── PROVIDED INFORMATION
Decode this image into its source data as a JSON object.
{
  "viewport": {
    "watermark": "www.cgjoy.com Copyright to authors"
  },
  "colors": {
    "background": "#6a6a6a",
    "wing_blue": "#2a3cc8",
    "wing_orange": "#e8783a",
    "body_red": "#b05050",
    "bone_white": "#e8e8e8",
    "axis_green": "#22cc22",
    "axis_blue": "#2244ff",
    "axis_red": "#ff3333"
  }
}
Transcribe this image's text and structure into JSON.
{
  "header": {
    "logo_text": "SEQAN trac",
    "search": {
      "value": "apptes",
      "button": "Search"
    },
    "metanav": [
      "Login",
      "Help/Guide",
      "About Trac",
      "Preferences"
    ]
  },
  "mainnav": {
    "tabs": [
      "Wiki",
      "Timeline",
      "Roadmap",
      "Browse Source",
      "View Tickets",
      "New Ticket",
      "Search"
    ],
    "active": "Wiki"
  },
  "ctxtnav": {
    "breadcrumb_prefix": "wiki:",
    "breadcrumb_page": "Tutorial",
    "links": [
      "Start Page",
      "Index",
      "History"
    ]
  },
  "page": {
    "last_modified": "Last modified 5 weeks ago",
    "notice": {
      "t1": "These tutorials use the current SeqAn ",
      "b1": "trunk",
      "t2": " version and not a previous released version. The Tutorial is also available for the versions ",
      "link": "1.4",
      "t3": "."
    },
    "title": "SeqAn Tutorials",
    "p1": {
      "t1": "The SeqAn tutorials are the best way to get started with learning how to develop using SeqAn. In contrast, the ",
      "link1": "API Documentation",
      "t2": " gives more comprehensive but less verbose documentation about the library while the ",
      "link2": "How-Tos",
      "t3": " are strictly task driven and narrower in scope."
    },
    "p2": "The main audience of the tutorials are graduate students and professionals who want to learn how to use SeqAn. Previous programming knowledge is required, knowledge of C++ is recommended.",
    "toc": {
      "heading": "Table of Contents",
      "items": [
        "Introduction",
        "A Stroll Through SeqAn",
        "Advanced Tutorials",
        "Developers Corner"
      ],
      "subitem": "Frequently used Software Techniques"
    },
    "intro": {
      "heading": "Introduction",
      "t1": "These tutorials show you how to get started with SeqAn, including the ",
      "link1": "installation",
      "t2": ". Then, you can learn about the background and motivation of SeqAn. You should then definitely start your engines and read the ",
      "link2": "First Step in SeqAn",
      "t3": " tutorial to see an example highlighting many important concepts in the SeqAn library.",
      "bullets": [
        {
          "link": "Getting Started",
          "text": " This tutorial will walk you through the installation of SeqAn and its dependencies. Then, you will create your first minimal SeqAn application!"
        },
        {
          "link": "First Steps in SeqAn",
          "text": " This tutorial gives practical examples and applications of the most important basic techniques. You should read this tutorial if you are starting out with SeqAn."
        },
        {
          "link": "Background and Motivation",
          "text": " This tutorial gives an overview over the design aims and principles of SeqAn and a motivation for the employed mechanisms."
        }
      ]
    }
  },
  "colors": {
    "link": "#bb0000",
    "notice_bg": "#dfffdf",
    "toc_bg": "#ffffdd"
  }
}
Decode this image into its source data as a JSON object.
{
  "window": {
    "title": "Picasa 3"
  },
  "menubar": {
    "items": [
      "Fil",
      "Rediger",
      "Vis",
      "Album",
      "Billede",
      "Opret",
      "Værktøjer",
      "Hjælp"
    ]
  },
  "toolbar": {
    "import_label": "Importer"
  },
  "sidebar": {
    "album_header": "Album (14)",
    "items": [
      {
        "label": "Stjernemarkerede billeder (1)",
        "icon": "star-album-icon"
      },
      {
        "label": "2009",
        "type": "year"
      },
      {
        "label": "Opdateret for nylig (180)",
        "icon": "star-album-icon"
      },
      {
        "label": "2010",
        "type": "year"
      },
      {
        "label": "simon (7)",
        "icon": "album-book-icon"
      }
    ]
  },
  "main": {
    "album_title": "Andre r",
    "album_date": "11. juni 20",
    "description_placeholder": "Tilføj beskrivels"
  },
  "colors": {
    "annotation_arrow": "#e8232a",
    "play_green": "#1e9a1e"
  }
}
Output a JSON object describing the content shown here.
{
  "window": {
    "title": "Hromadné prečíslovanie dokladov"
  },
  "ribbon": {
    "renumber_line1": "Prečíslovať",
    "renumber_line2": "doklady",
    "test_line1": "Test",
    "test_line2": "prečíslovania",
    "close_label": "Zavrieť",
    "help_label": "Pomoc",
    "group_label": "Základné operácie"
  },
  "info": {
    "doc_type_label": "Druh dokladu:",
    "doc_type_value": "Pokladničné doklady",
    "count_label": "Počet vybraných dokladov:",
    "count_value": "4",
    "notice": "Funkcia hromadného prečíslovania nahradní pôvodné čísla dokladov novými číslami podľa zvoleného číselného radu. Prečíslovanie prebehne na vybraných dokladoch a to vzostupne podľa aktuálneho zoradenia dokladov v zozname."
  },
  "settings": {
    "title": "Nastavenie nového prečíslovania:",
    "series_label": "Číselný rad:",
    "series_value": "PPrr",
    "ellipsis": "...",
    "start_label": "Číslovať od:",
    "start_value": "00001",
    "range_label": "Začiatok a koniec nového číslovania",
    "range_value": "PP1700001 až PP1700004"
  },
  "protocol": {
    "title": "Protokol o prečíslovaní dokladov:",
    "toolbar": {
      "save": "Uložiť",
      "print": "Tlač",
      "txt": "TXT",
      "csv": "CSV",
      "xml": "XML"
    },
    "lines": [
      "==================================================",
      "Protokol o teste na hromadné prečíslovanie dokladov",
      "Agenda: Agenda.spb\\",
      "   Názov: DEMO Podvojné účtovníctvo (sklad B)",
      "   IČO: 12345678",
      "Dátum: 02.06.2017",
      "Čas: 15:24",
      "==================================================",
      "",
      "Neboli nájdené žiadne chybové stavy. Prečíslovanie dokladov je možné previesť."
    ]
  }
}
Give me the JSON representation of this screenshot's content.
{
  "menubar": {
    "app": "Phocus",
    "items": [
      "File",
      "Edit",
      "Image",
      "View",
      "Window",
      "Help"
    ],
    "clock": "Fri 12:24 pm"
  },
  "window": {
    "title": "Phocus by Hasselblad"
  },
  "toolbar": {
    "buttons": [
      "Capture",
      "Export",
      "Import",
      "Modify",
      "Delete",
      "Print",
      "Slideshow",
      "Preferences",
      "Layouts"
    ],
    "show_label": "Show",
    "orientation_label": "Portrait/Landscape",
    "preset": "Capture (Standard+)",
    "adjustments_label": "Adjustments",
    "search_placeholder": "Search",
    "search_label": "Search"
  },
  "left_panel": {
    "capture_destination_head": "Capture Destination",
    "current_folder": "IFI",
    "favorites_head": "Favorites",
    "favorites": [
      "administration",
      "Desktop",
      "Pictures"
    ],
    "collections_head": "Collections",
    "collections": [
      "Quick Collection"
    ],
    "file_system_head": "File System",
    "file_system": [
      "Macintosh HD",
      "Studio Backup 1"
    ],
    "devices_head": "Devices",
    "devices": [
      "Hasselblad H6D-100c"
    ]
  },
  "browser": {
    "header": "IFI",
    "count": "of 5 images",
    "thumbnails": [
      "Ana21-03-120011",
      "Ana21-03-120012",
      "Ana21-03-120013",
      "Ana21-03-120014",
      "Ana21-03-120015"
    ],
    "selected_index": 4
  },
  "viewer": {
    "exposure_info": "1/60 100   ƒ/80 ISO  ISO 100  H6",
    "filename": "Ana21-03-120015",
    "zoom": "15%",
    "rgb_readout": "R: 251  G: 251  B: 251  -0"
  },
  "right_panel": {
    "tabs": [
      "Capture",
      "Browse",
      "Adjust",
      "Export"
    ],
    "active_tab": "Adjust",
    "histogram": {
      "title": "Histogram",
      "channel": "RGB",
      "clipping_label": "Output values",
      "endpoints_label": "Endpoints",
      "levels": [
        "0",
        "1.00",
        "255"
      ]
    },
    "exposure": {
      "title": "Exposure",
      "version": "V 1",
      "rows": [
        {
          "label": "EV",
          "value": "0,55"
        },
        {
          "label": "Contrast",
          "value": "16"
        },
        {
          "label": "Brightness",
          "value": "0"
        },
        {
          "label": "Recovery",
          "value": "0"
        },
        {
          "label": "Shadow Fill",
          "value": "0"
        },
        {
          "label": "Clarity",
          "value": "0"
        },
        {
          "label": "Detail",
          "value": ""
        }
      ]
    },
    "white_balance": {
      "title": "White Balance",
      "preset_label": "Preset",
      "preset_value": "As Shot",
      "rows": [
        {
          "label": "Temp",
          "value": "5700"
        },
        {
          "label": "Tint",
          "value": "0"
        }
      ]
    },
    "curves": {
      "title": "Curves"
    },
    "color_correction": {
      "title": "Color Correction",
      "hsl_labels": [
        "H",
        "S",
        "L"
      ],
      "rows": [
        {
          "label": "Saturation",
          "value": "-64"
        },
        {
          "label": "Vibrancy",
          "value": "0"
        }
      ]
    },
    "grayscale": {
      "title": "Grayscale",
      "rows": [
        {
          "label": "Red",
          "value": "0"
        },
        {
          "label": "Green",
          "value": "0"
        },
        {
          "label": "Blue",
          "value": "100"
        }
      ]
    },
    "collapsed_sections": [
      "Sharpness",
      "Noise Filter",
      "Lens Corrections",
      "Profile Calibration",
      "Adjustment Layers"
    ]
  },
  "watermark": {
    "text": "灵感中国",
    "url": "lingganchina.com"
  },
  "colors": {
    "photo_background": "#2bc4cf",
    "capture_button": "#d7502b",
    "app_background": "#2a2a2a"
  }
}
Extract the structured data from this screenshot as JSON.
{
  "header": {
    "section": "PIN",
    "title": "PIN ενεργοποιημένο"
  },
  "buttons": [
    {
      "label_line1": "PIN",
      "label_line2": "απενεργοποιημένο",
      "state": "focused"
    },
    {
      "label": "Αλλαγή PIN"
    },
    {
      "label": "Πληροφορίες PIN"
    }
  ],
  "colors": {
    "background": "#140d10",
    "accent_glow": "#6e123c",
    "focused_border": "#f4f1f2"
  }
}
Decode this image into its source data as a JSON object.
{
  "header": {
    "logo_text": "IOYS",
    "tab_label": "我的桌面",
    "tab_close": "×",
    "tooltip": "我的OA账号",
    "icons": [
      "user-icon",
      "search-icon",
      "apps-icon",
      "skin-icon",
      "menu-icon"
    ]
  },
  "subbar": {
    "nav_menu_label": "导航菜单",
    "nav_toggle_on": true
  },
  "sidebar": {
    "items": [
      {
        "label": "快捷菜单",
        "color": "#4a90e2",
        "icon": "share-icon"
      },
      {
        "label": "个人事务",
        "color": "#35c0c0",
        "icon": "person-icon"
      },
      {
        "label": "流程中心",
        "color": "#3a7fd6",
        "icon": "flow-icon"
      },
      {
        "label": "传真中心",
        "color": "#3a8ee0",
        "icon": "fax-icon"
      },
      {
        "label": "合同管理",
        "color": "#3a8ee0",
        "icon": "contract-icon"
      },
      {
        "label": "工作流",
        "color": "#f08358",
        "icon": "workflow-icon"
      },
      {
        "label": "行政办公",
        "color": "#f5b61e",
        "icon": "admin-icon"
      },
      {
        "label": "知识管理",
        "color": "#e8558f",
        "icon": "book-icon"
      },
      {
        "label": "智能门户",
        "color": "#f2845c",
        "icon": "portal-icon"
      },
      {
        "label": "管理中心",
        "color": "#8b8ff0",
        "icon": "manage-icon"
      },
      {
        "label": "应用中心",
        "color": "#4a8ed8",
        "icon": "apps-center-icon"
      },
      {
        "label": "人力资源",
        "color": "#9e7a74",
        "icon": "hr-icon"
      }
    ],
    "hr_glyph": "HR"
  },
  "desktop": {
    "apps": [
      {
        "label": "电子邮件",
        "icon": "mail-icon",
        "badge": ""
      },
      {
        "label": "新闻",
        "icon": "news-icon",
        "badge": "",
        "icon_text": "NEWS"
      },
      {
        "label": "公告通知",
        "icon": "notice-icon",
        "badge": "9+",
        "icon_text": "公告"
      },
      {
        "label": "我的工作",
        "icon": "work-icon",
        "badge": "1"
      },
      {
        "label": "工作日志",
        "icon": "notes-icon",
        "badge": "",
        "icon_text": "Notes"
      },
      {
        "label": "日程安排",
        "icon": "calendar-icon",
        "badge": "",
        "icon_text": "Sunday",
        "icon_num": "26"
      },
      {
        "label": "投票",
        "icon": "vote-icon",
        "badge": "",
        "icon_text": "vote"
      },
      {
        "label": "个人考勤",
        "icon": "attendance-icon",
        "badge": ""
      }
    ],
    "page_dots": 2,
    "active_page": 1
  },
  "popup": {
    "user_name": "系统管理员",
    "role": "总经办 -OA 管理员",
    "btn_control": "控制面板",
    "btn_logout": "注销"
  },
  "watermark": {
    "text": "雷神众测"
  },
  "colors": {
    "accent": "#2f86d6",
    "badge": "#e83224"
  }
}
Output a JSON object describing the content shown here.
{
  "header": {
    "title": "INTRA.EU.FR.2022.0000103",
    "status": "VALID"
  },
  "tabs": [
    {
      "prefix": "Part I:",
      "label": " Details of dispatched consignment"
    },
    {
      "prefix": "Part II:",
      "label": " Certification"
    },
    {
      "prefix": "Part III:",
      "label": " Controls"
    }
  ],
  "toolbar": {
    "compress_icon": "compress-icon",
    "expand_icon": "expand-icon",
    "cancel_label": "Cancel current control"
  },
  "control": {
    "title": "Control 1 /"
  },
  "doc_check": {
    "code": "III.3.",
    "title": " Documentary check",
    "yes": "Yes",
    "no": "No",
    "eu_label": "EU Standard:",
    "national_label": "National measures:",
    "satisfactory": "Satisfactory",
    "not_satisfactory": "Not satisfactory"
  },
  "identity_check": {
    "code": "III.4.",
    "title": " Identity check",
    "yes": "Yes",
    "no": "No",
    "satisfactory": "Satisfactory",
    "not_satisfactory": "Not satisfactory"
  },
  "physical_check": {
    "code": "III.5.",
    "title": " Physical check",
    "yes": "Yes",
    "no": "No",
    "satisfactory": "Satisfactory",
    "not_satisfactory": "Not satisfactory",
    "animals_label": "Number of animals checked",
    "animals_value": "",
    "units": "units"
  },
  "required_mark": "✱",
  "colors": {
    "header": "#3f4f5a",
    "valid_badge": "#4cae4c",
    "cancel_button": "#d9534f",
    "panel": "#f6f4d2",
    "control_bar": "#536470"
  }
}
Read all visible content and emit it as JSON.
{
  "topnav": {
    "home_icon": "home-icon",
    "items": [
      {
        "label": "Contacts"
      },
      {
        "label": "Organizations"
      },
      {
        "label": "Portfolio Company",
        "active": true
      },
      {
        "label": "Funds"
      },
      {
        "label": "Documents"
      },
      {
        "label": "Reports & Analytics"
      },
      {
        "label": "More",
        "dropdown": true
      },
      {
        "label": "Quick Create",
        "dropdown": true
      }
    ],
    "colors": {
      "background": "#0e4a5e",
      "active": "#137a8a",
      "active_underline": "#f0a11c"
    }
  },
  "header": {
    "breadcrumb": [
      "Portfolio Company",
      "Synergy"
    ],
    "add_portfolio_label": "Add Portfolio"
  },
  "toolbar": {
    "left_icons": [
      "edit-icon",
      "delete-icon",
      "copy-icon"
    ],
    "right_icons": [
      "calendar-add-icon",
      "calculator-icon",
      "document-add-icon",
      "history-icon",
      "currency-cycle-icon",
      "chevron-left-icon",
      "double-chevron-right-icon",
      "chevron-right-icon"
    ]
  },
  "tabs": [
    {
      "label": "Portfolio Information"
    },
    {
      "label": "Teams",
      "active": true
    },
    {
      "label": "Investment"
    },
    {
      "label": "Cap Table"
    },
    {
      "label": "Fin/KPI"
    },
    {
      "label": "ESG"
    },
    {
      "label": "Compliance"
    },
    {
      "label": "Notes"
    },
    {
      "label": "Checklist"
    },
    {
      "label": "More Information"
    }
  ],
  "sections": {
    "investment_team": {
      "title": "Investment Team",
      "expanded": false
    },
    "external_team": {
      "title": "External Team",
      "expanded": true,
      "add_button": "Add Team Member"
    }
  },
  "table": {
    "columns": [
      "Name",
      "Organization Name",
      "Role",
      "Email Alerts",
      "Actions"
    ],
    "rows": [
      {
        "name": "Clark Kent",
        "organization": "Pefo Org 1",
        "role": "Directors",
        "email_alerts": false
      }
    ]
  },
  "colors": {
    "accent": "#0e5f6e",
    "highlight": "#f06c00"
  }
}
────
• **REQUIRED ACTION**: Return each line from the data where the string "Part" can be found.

• **RESPONSE FOR THIS EXERCISE**:
      "prefix": "Part I:",
      "prefix": "Part II:",
      "prefix": "Part III:",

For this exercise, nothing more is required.